- [HOW TO COMPLETE THIS TASK]:
Please copy every record exactly as it is written.
___ SUPPLIED ENTRIES
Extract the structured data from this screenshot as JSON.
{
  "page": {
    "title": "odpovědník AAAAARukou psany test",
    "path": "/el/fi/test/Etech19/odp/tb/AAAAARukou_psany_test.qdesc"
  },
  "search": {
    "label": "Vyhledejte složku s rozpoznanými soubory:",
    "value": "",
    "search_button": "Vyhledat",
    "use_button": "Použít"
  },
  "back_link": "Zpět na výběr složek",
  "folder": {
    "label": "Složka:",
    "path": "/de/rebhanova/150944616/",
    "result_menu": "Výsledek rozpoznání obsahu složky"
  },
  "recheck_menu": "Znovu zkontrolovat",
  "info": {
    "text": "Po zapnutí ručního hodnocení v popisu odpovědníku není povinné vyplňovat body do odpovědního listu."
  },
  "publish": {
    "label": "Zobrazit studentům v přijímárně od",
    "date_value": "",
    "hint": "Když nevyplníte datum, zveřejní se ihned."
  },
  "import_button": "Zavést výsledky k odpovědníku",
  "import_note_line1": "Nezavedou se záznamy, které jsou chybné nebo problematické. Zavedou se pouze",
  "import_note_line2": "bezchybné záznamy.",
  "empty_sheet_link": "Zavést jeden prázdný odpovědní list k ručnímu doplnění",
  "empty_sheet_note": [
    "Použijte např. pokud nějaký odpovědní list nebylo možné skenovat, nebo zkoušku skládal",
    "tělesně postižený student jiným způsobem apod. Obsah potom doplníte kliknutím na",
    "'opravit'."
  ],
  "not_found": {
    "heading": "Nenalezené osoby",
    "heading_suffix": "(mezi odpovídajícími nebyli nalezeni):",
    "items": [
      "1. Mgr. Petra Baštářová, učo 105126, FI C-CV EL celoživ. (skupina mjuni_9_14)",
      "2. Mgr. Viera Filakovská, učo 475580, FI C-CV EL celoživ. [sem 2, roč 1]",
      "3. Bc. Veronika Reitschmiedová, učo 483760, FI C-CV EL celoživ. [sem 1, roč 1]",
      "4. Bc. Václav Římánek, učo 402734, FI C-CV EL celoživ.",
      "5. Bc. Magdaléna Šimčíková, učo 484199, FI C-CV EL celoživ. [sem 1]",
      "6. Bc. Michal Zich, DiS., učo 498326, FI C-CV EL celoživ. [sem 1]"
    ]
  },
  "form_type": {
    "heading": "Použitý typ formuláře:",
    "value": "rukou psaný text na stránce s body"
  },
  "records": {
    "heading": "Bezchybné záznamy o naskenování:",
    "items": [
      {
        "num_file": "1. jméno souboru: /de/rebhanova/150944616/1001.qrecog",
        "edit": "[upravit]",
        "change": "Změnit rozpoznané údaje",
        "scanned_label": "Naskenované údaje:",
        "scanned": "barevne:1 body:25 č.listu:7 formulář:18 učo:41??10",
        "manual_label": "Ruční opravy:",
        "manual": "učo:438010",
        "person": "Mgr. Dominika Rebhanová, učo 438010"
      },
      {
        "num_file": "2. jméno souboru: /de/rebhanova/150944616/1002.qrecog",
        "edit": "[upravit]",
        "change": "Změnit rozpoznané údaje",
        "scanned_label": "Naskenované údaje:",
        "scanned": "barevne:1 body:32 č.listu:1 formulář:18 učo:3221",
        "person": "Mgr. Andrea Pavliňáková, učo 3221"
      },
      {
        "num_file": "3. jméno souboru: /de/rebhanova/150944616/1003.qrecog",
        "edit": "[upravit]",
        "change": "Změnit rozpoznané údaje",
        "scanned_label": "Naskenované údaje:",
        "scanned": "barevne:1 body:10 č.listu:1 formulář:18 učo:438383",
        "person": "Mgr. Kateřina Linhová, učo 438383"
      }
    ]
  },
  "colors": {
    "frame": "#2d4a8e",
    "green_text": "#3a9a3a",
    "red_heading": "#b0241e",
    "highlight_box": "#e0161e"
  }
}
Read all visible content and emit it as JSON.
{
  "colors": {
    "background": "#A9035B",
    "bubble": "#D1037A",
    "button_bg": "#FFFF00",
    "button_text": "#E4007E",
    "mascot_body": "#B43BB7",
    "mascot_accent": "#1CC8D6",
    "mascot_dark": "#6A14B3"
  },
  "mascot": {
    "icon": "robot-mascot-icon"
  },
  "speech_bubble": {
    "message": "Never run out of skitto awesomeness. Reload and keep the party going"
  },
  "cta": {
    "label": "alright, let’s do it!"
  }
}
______
- [RESPONSE TO THIS TASK]:
Extract the structured data from this screenshot as JSON.
{
  "page": {
    "title": "odpovědník AAAAARukou psany test",
    "path": "/el/fi/test/Etech19/odp/tb/AAAAARukou_psany_test.qdesc"
  },
  "search": {
    "label": "Vyhledejte složku s rozpoznanými soubory:",
    "value": "",
    "search_button": "Vyhledat",
    "use_button": "Použít"
  },
  "back_link": "Zpět na výběr složek",
  "folder": {
    "label": "Složka:",
    "path": "/de/rebhanova/150944616/",
    "result_menu": "Výsledek rozpoznání obsahu složky"
  },
  "recheck_menu": "Znovu zkontrolovat",
  "info": {
    "text": "Po zapnutí ručního hodnocení v popisu odpovědníku není povinné vyplňovat body do odpovědního listu."
  },
  "publish": {
    "label": "Zobrazit studentům v přijímárně od",
    "date_value": "",
    "hint": "Když nevyplníte datum, zveřejní se ihned."
  },
  "import_button": "Zavést výsledky k odpovědníku",
  "import_note_line1": "Nezavedou se záznamy, které jsou chybné nebo problematické. Zavedou se pouze",
  "import_note_line2": "bezchybné záznamy.",
  "empty_sheet_link": "Zavést jeden prázdný odpovědní list k ručnímu doplnění",
  "empty_sheet_note": [
    "Použijte např. pokud nějaký odpovědní list nebylo možné skenovat, nebo zkoušku skládal",
    "tělesně postižený student jiným způsobem apod. Obsah potom doplníte kliknutím na",
    "'opravit'."
  ],
  "not_found": {
    "heading": "Nenalezené osoby",
    "heading_suffix": "(mezi odpovídajícími nebyli nalezeni):",
    "items": [
      "1. Mgr. Petra Baštářová, učo 105126, FI C-CV EL celoživ. (skupina mjuni_9_14)",
      "2. Mgr. Viera Filakovská, učo 475580, FI C-CV EL celoživ. [sem 2, roč 1]",
      "3. Bc. Veronika Reitschmiedová, učo 483760, FI C-CV EL celoživ. [sem 1, roč 1]",
      "4. Bc. Václav Římánek, učo 402734, FI C-CV EL celoživ.",
      "5. Bc. Magdaléna Šimčíková, učo 484199, FI C-CV EL celoživ. [sem 1]",
      "6. Bc. Michal Zich, DiS., učo 498326, FI C-CV EL celoživ. [sem 1]"
    ]
  },
  "form_type": {
    "heading": "Použitý typ formuláře:",
    "value": "rukou psaný text na stránce s body"
  },
  "records": {
    "heading": "Bezchybné záznamy o naskenování:",
    "items": [
      {
        "num_file": "1. jméno souboru: /de/rebhanova/150944616/1001.qrecog",
        "edit": "[upravit]",
        "change": "Změnit rozpoznané údaje",
        "scanned_label": "Naskenované údaje:",
        "scanned": "barevne:1 body:25 č.listu:7 formulář:18 učo:41??10",
        "manual_label": "Ruční opravy:",
        "manual": "učo:438010",
        "person": "Mgr. Dominika Rebhanová, učo 438010"
      },
      {
        "num_file": "2. jméno souboru: /de/rebhanova/150944616/1002.qrecog",
        "edit": "[upravit]",
        "change": "Změnit rozpoznané údaje",
        "scanned_label": "Naskenované údaje:",
        "scanned": "barevne:1 body:32 č.listu:1 formulář:18 učo:3221",
        "person": "Mgr. Andrea Pavliňáková, učo 3221"
      },
      {
        "num_file": "3. jméno souboru: /de/rebhanova/150944616/1003.qrecog",
        "edit": "[upravit]",
        "change": "Změnit rozpoznané údaje",
        "scanned_label": "Naskenované údaje:",
        "scanned": "barevne:1 body:10 č.listu:1 formulář:18 učo:438383",
        "person": "Mgr. Kateřina Linhová, učo 438383"
      }
    ]
  },
  "colors": {
    "frame": "#2d4a8e",
    "green_text": "#3a9a3a",
    "red_heading": "#b0241e",
    "highlight_box": "#e0161e"
  }
}
Read all visible content and emit it as JSON.
{
  "colors": {
    "background": "#A9035B",
    "bubble": "#D1037A",
    "button_bg": "#FFFF00",
    "button_text": "#E4007E",
    "mascot_body": "#B43BB7",
    "mascot_accent": "#1CC8D6",
    "mascot_dark": "#6A14B3"
  },
  "mascot": {
    "icon": "robot-mascot-icon"
  },
  "speech_bubble": {
    "message": "Never run out of skitto awesomeness. Reload and keep the party going"
  },
  "cta": {
    "label": "alright, let’s do it!"
  }
}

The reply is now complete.